“Somewhere along the line someone would come up to her, put her arm on her and tell her: ‘You know something, 30 years ago that was me.’ And it would have more impact on her than jumping through the hoops. ‘Here’s what happened to me and here’s what I did, my kids were in care as well.’ There is a possibility of someone coming into her life from one of those meetings and helping her. The beauty of that service is that it is free, it’s lay psychotherapy, it’s experiential,” said the GAL.
He believed the threshold had been met and that it was not possible for the infant to return to her care. She had not had the potential to make changes after the older child had been removed from her.
The GAL also felt that even if the mother was drug free it did not necessarily mean that reunification was definite. She might not be then able to focus on her recovery. “Some people can’t do both,” the GAL said. His recommendation to her was to go to Narcotics Anonymous.
“No, I’m still not going to get my kids back. You never gave me a chance. You took her off me when she was eight days old, how can I care for her when you never gave me a chance,” said the mother from her seat. “Yous never gave me a chance to take me daughter home, fuck off. Ignorant.”
The Care Order was granted until the age of 18 under Section 18.1.c.
“It’s a terribly distressing day [for the mother],” the judge said. “I can see that she’s upset and angry, it’s an awful day for a parent to cope with. There has to be a certain latitude in that regard.”
The threshold of 18.1.c had been met on the evidence, said the judge.
She noted the CFA were obliged to look at reunification at every child in care meeting. For the first two years that would be every six months. Thereafter it would be every year.
“The Supreme Court and the European Court of Human Rights has said that where a child is taken into care the objective must be to reunify the child with the mother if it’s a possibility,” the judge said.
The mother had been very, very unfortunate, continued the judge. She had an embedded addiction involving polysubstance misuse. That was the presenting issue. “Underneath that a whole pile of remediation work is needed, why does she take substances, why does she need to numb the pain in her life by taking substances? That’s a big problem as well.
“I hope that [the mother] can listen to the GAL about the benefits of Narcotics Anonymous.
The addiction services allow too many hoops for her to jump through and it is too complicated for her to engage in that long haul. It may well be that it is a combination of things that will highlight the road out of the maze she finds herself in.” There was no required way out, concluded the judge.

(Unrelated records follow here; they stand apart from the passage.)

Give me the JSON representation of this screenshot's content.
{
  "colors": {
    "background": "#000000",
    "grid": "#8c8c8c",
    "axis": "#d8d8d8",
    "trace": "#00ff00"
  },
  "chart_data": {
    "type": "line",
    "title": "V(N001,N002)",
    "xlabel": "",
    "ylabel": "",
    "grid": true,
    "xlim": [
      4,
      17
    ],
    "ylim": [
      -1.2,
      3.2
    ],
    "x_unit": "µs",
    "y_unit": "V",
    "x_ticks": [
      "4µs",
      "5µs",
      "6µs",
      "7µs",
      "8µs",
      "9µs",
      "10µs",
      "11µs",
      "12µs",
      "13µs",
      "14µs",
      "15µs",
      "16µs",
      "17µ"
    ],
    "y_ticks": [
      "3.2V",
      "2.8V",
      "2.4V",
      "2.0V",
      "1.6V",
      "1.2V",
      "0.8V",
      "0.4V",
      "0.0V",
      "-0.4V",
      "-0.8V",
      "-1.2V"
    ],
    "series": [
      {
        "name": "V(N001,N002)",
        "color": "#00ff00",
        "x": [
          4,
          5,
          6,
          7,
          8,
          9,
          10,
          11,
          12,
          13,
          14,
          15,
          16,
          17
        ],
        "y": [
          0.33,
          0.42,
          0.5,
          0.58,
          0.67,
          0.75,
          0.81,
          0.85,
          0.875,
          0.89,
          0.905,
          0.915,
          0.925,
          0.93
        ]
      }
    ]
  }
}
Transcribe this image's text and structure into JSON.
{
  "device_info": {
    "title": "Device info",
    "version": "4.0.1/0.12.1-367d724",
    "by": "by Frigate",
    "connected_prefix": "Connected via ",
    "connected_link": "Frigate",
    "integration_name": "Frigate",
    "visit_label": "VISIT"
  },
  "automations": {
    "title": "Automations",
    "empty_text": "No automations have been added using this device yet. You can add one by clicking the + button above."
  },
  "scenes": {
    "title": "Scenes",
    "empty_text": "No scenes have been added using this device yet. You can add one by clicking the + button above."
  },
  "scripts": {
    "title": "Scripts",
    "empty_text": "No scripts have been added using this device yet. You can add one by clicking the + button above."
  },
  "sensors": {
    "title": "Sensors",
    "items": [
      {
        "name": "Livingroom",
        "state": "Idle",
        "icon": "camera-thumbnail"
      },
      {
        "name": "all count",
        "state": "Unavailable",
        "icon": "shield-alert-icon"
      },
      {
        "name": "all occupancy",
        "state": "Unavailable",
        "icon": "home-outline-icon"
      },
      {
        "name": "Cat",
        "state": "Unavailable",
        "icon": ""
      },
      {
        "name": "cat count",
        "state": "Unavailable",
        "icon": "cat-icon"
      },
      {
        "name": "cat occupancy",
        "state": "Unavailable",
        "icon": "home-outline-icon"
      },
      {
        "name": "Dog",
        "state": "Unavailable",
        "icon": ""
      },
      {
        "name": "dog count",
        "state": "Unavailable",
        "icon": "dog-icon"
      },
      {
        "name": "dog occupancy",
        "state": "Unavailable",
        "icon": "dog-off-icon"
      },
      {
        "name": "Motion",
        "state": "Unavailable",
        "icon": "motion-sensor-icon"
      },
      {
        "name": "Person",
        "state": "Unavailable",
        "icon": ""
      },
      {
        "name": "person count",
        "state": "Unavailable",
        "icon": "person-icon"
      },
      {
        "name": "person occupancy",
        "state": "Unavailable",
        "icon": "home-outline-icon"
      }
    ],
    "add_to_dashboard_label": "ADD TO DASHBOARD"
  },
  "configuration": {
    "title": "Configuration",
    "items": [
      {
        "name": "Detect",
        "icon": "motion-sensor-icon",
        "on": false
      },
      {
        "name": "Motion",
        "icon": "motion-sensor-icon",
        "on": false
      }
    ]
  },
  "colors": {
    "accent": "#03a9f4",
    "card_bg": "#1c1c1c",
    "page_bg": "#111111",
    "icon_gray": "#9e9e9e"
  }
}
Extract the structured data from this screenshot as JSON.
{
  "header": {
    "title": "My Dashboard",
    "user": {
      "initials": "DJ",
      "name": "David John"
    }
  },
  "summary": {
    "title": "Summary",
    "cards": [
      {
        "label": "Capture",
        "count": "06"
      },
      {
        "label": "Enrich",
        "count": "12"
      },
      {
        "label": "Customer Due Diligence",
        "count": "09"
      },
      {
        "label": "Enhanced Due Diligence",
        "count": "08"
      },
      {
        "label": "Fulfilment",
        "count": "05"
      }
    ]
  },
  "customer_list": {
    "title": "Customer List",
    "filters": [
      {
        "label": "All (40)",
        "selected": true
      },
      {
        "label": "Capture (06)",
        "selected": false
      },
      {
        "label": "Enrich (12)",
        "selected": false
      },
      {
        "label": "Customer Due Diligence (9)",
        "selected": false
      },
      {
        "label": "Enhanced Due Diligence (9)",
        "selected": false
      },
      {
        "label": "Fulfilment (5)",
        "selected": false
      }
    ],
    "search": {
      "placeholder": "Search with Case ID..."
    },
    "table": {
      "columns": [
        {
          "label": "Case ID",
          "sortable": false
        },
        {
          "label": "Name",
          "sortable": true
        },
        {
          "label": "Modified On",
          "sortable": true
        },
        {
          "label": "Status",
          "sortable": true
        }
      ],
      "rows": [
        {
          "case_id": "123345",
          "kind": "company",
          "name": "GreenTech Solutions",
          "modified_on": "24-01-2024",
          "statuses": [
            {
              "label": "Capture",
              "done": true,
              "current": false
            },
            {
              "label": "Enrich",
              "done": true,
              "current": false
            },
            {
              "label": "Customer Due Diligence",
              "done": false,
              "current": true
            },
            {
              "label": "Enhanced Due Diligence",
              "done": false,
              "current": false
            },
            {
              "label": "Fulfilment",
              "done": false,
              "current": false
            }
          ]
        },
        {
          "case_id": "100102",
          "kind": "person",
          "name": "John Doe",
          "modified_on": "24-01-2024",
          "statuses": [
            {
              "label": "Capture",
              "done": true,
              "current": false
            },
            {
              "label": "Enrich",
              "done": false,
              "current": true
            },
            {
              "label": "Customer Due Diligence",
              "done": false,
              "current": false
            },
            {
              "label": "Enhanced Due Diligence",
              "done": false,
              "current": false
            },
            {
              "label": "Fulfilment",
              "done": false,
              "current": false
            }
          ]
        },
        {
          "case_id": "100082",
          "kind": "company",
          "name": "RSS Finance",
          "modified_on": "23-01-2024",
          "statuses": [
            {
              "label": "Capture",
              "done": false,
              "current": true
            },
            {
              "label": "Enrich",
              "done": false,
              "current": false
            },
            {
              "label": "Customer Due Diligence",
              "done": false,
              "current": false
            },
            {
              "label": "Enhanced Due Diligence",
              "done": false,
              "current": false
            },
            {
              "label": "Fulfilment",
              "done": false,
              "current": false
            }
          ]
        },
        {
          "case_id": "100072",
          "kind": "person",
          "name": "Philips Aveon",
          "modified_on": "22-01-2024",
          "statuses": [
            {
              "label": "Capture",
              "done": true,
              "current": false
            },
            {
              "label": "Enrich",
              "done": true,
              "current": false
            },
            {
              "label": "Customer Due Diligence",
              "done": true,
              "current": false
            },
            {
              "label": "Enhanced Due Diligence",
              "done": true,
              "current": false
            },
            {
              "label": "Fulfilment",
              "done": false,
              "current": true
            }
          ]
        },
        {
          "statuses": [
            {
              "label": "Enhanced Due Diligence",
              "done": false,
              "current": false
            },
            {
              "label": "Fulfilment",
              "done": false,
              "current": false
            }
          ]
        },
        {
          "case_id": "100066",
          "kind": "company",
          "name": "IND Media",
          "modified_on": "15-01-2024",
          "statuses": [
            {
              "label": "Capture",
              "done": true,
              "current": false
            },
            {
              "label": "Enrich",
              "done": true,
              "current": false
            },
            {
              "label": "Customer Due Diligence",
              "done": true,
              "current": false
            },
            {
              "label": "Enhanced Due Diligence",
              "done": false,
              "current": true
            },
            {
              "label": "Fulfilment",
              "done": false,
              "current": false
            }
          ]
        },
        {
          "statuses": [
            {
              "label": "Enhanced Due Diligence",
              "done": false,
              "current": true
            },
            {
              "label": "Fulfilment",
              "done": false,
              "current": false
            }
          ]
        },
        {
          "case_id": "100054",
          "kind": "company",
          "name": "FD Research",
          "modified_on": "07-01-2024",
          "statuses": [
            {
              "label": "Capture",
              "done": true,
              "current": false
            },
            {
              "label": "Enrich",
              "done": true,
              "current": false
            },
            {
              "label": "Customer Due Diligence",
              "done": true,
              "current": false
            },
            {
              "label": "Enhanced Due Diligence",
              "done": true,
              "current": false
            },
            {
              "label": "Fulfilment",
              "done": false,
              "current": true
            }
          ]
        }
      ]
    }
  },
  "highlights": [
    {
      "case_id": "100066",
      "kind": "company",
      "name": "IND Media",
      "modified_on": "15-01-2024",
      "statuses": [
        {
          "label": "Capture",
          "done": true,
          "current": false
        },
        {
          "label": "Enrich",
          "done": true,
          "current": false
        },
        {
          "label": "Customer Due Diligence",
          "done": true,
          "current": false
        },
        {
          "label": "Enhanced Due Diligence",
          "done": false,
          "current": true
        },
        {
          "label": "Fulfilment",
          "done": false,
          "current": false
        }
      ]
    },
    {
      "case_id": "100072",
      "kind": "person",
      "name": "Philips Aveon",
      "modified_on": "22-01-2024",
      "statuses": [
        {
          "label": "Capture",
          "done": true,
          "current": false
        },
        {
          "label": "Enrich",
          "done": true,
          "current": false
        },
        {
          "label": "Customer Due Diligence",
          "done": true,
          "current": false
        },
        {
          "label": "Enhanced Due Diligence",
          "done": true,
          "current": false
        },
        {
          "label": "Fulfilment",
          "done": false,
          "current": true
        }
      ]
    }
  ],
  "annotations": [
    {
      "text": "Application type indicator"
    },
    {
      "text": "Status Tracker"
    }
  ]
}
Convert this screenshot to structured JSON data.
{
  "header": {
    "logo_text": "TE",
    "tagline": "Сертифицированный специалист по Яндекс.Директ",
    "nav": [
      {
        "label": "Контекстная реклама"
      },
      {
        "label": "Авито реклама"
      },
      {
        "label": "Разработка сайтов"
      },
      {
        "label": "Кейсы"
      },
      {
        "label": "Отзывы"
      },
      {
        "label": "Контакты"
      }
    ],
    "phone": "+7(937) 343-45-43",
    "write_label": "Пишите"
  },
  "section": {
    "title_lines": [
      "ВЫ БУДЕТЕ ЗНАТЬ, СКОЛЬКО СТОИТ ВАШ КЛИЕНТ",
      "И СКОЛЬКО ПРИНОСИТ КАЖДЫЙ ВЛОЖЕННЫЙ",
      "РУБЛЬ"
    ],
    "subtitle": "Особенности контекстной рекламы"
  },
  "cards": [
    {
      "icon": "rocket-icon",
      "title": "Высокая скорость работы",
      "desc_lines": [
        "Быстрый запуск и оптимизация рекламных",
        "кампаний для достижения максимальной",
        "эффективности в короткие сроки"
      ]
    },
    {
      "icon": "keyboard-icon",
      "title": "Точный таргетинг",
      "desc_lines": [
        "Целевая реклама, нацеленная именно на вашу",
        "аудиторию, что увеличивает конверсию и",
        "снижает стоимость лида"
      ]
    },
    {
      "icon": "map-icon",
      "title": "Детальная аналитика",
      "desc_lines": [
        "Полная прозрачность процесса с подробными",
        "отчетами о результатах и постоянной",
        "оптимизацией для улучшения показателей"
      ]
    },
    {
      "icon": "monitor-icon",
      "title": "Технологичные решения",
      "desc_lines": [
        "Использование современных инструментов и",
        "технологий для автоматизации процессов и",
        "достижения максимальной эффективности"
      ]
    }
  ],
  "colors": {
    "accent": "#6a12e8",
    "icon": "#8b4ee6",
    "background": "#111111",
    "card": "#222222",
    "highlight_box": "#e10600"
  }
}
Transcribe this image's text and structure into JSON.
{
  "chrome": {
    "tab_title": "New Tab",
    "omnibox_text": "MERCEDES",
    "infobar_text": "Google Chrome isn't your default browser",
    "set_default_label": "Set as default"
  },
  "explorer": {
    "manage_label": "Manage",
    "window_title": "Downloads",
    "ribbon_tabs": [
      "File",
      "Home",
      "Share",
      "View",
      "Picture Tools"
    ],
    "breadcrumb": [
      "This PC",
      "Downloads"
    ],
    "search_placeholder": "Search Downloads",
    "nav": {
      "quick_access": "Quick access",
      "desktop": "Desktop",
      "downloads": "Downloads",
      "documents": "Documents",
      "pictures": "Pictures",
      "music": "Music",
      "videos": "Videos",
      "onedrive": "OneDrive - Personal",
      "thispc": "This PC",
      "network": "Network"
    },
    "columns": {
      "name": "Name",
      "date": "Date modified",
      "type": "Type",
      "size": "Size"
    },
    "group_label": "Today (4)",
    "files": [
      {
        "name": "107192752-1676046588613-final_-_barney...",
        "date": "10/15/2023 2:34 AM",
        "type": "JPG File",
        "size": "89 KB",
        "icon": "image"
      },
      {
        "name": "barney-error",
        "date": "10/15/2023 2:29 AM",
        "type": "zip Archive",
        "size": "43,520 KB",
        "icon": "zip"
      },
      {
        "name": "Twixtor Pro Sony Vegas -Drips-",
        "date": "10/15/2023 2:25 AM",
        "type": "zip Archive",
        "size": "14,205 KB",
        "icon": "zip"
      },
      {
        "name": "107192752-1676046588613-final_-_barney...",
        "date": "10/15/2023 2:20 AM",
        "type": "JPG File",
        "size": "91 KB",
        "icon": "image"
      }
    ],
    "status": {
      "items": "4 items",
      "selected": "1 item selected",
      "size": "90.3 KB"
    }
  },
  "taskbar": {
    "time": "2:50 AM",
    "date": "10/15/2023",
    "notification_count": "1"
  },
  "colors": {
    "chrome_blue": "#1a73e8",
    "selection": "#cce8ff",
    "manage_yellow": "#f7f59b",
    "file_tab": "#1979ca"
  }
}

“The guardian’s view is that [the mother] should use all appropriate supports to be in [the child’s] life. She only has one mother, she may have a foster mother but she needs a mother in her life,” said the judge.
“Well, she’s not living with me,” replied the mother.
The hearing concluded.